Nir co-founded and sold two tech companies since 2003 and was dubbed by The M.I.T. Technology Review as, “The Prophet of Habit-Forming Technology.” Bloomberg Businessweek wrote, “Nir Eyal is the habits guy. Want to understand how to get app users to come back again and again? Then Eyal is your man.”
He is the author of two bestselling books, Hooked: How to Build Habit-Forming Products and Indistractable: How to Control Your Attention and Choose Your Life.
Indistractable received critical acclaim, winning the Outstanding Works of Literature Award as well as being named one of the Best Business and Leadership Books of the Year by Amazon and one of the Best Personal Development Books of the Year by Audible. The Globe and Mail called Indistractable, “the best business book of 2019.”
In addition to blogging at NirAndFar.com, Nir’s writing has been featured in The New York Times, The Harvard Business Review, Time Magazine, and Psychology Today.
Nir invests in habit-forming products that improve users’ lives. Some of his past investments include Eventbrite (NYSE:EB), Anchor.fm (acquired by Spotify), Kahoot! (KAHOOT-ME.OL), Canva, Homelight, Product Hunt, Marco Polo, Byte Foods, FocusMate, Dynamicare, Wise App, and Cutback Coach.

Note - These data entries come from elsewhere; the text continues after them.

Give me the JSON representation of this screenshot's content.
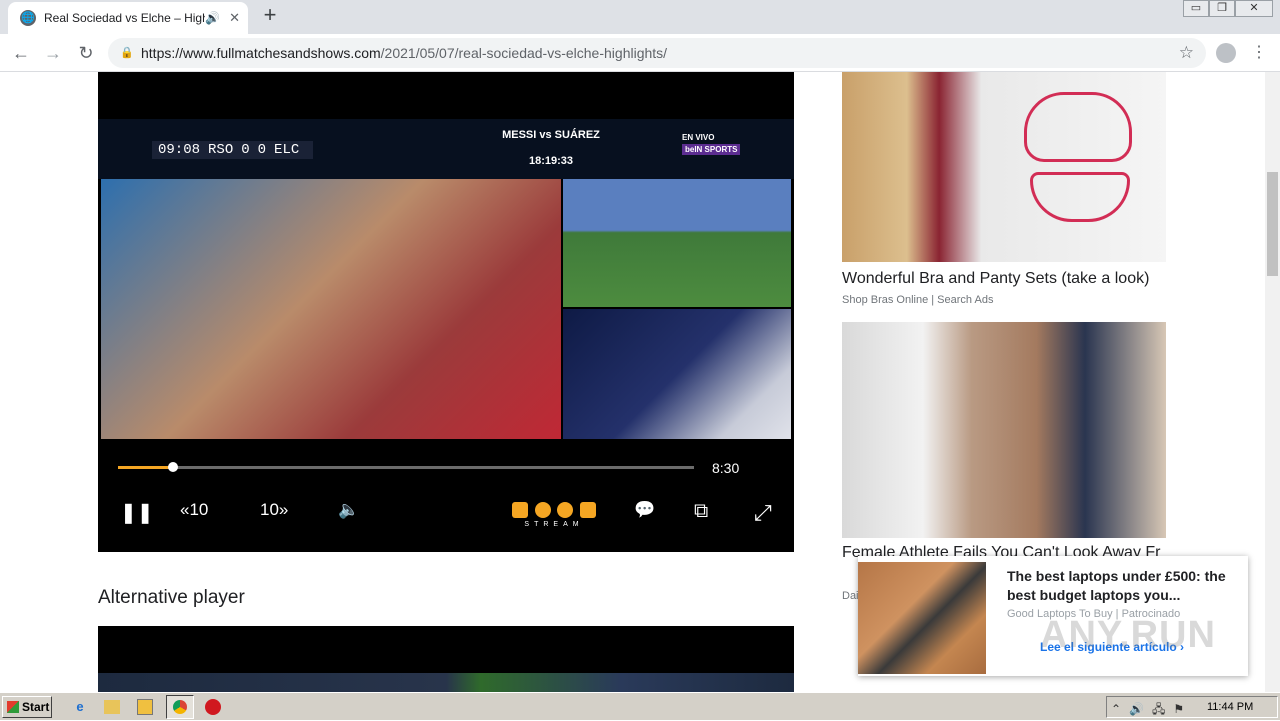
{
  "browser": {
    "tab_title": "Real Sociedad vs Elche – Highlig",
    "new_tab": "+",
    "tab_close": "✕",
    "speaker": "🔊",
    "favicon": "🌐",
    "url_host": "https://www.fullmatchesandshows.com",
    "url_path": "/2021/05/07/real-sociedad-vs-elche-highlights/",
    "back": "←",
    "forward": "→",
    "reload": "↻",
    "lock": "🔒",
    "star": "☆",
    "menu": "⋮",
    "win_min": "▭",
    "win_restore": "❐",
    "win_close": "✕"
  },
  "player": {
    "clock": "09:08",
    "home_team": "RSO",
    "home_score": "0",
    "away_score": "0",
    "away_team": "ELC",
    "match_tag": "MESSI vs SUÁREZ",
    "match_time": "18:19:33",
    "broadcaster_live": "EN VIVO",
    "broadcaster": "beIN SPORTS",
    "duration": "8:30",
    "progress_fraction": 0.095,
    "controls": {
      "pause": "❚❚",
      "rewind": "«10",
      "forward": "10»",
      "volume": "🔈",
      "stream_label": "STREAM",
      "captions": "💬",
      "pip": "⧉",
      "fullscreen": "⤢"
    }
  },
  "page": {
    "alt_player_label": "Alternative player"
  },
  "ads": [
    {
      "title": "Wonderful Bra and Panty Sets (take a look)",
      "source": "Shop Bras Online | Search Ads"
    },
    {
      "title": "Female Athlete Fails You Can't Look Away Fr",
      "source": "Dai"
    }
  ],
  "popup": {
    "title": "The best laptops under £500: the best budget laptops you...",
    "source": "Good Laptops To Buy | Patrocinado",
    "cta": "Lee el siguiente artículo ›"
  },
  "watermark": "ANY.RUN",
  "taskbar": {
    "start": "Start",
    "time": "11:44 PM",
    "tray_icons": "⌃🔊🖧⚑"
  },
  "colors": {
    "accent_orange": "#f5a623",
    "link_blue": "#1a73e8"
  }
}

Nir attended The Stanford Graduate School of Business and Emory University.
insightful for designers and, well, everyone!
I found Design Better after starting a UX Boot Camp. I learn so much from the guests and the hosts, especially as a designer. I appreciate the diverse guests and resources shared, too! Learning about ethics from Airbnb or cultivating a healthy and diverse culture from Netflix execs has been so inspirational. Some of my favorite episodes aren’t directly design related- like John Cleese, or the guys from Apple +.
I get so much from the thoughtful interview questions and long form conversations. I look forward to each episode!
This show is really good but I wish it was a little louder and the interviewers were a little better. Overall very informative though
Gave it a few episodes. These interviews are terrible and not particularly relevant to design. Seems like these guests are stretched to give intelligent or coherent answers.